WORK REQUEST: Down to the final line, write out the data below exactly.

──────── EXERCISE INPUTS ────────

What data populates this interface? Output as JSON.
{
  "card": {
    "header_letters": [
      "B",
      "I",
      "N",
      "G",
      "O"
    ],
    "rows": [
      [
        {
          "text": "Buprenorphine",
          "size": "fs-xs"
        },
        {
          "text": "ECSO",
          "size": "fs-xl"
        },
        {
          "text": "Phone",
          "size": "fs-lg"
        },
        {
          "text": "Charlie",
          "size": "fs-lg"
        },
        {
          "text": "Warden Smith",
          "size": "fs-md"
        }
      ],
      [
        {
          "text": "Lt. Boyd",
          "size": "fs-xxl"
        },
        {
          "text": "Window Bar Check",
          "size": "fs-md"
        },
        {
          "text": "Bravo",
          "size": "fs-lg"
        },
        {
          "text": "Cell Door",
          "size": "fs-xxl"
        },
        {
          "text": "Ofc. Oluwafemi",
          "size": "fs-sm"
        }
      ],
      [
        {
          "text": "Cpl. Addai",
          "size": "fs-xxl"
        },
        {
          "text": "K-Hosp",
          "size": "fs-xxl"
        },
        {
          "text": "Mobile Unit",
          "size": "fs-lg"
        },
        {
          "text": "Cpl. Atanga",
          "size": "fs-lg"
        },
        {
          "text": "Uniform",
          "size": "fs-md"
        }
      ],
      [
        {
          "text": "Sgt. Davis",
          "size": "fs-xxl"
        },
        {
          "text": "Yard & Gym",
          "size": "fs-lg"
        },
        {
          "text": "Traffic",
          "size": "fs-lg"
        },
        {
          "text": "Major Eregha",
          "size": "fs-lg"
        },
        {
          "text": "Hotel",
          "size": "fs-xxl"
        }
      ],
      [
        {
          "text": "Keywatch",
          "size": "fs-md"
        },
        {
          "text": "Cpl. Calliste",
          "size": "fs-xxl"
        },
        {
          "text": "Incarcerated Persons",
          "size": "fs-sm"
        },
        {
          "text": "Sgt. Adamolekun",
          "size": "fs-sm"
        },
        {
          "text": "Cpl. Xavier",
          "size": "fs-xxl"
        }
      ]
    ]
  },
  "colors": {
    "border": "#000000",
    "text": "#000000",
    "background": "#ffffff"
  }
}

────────

OUTPUT FOR THIS EXERCISE:
What data populates this interface? Output as JSON.
{
  "card": {
    "header_letters": [
      "B",
      "I",
      "N",
      "G",
      "O"
    ],
    "rows": [
      [
        {
          "text": "Buprenorphine",
          "size": "fs-xs"
        },
        {
          "text": "ECSO",
          "size": "fs-xl"
        },
        {
          "text": "Phone",
          "size": "fs-lg"
        },
        {
          "text": "Charlie",
          "size": "fs-lg"
        },
        {
          "text": "Warden Smith",
          "size": "fs-md"
        }
      ],
      [
        {
          "text": "Lt. Boyd",
          "size": "fs-xxl"
        },
        {
          "text": "Window Bar Check",
          "size": "fs-md"
        },
        {
          "text": "Bravo",
          "size": "fs-lg"
        },
        {
          "text": "Cell Door",
          "size": "fs-xxl"
        },
        {
          "text": "Ofc. Oluwafemi",
          "size": "fs-sm"
        }
      ],
      [
        {
          "text": "Cpl. Addai",
          "size": "fs-xxl"
        },
        {
          "text": "K-Hosp",
          "size": "fs-xxl"
        },
        {
          "text": "Mobile Unit",
          "size": "fs-lg"
        },
        {
          "text": "Cpl. Atanga",
          "size": "fs-lg"
        },
        {
          "text": "Uniform",
          "size": "fs-md"
        }
      ],
      [
        {
          "text": "Sgt. Davis",
          "size": "fs-xxl"
        },
        {
          "text": "Yard & Gym",
          "size": "fs-lg"
        },
        {
          "text": "Traffic",
          "size": "fs-lg"
        },
        {
          "text": "Major Eregha",
          "size": "fs-lg"
        },
        {
          "text": "Hotel",
          "size": "fs-xxl"
        }
      ],
      [
        {
          "text": "Keywatch",
          "size": "fs-md"
        },
        {
          "text": "Cpl. Calliste",
          "size": "fs-xxl"
        },
        {
          "text": "Incarcerated Persons",
          "size": "fs-sm"
        },
        {
          "text": "Sgt. Adamolekun",
          "size": "fs-sm"
        },
        {
          "text": "Cpl. Xavier",
          "size": "fs-xxl"
        }
      ]
    ]
  },
  "colors": {
    "border": "#000000",
    "text": "#000000",
    "background": "#ffffff"
  }
}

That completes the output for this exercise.